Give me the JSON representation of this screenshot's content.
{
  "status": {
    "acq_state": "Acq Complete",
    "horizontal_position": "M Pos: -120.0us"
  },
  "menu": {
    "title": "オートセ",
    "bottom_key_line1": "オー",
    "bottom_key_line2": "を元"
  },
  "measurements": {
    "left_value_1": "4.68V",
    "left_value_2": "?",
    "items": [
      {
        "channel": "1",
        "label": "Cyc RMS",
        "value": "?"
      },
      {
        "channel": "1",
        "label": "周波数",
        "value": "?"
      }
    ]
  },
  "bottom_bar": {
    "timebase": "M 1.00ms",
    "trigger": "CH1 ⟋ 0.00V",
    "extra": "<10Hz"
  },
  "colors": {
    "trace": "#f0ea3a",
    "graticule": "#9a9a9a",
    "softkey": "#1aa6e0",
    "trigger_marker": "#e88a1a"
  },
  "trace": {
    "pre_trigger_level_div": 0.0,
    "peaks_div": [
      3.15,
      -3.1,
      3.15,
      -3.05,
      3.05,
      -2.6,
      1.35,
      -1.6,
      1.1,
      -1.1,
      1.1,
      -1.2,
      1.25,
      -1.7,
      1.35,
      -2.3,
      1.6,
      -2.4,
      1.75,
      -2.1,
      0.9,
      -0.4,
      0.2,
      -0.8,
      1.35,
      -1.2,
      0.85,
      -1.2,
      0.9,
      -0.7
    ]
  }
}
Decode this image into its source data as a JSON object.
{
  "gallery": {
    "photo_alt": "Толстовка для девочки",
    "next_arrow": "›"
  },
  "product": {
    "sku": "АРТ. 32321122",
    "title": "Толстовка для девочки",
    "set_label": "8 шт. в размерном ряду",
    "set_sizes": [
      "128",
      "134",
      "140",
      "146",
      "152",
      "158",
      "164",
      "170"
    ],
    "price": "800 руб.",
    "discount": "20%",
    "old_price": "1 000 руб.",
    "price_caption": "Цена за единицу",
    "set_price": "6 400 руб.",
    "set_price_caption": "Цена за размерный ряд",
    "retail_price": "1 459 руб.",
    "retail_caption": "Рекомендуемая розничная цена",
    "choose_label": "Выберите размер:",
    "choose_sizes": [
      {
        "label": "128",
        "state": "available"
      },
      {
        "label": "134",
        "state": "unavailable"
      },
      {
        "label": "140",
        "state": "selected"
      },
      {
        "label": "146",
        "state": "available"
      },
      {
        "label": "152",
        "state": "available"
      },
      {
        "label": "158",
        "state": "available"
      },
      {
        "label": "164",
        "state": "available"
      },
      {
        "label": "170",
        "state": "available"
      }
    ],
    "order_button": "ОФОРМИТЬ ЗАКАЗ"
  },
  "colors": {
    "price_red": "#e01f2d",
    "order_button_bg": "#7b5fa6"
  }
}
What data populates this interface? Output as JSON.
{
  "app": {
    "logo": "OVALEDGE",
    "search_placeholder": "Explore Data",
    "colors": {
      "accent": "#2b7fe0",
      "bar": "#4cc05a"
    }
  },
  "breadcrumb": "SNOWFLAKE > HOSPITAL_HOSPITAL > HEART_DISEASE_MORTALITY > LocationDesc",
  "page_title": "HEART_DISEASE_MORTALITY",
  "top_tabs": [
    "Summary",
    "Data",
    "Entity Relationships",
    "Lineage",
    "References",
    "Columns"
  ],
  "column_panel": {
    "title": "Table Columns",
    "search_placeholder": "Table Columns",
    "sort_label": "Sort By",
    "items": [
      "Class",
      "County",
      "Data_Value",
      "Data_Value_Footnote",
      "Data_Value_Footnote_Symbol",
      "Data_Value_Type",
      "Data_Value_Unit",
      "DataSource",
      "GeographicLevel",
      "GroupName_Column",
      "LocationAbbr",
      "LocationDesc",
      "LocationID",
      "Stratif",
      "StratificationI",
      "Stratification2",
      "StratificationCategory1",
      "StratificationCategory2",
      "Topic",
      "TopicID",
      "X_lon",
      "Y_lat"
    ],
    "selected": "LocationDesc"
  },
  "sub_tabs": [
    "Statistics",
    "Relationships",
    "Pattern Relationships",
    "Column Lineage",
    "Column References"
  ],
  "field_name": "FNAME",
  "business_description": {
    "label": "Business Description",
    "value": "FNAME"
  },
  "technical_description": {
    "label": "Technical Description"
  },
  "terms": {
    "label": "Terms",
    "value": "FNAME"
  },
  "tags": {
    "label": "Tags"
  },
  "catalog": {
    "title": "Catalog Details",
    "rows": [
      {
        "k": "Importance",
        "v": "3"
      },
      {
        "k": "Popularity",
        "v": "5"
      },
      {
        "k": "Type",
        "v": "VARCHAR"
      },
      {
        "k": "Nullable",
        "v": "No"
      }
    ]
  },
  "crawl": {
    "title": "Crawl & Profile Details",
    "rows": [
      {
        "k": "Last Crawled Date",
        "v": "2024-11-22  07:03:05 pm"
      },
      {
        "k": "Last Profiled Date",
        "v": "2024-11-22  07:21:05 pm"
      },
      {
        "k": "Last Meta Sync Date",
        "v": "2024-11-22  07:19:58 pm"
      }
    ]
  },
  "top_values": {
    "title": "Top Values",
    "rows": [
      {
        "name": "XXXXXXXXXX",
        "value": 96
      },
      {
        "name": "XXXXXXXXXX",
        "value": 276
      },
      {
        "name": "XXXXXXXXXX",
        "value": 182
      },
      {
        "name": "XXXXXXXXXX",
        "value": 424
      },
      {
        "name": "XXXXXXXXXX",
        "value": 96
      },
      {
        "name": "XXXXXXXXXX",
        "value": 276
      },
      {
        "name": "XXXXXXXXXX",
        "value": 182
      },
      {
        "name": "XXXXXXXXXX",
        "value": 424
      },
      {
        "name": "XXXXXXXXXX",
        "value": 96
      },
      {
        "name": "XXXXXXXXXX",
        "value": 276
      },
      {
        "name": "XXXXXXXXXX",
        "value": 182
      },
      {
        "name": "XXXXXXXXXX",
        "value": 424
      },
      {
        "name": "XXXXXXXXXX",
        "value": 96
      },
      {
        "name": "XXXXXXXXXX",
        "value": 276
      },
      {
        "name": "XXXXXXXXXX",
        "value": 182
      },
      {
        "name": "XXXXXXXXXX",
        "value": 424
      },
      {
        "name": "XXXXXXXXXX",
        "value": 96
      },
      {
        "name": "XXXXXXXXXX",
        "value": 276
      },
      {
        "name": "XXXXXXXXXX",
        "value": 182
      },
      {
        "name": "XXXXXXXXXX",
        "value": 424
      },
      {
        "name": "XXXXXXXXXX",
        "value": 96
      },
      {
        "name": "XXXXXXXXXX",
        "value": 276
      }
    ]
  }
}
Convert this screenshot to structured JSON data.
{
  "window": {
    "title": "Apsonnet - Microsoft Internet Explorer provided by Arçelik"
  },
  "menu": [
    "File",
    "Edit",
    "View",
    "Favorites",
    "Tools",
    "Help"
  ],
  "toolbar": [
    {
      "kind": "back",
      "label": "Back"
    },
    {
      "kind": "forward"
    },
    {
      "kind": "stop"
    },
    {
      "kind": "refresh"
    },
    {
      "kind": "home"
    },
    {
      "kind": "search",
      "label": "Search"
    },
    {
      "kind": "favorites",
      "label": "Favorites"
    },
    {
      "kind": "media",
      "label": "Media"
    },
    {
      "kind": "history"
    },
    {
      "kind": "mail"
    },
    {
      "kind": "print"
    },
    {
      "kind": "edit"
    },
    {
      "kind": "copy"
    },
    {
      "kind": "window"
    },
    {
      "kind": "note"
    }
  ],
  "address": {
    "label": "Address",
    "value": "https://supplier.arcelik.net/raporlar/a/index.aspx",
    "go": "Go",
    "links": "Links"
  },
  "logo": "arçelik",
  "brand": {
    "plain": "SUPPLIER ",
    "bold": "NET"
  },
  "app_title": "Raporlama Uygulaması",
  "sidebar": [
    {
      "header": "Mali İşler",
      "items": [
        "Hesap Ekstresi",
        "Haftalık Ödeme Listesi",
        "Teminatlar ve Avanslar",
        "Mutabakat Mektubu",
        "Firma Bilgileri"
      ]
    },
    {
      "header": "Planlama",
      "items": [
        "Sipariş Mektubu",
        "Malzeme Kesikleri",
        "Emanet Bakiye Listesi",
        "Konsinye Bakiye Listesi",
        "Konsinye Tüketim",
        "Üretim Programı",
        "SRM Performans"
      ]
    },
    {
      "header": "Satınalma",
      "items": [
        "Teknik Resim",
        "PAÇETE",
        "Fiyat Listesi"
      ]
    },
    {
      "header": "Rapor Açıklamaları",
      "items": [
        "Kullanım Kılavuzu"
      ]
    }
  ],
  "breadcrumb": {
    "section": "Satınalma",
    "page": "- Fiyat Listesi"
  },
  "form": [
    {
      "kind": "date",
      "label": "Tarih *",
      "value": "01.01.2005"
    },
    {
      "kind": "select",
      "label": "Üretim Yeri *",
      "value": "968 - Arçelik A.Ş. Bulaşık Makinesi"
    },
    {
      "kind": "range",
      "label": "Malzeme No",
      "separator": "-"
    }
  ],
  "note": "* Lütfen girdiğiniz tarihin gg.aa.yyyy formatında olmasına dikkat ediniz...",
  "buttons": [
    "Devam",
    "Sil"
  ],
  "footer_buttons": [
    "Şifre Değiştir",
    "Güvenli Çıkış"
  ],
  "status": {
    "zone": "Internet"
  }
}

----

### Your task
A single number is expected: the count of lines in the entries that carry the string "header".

### Output for this task
4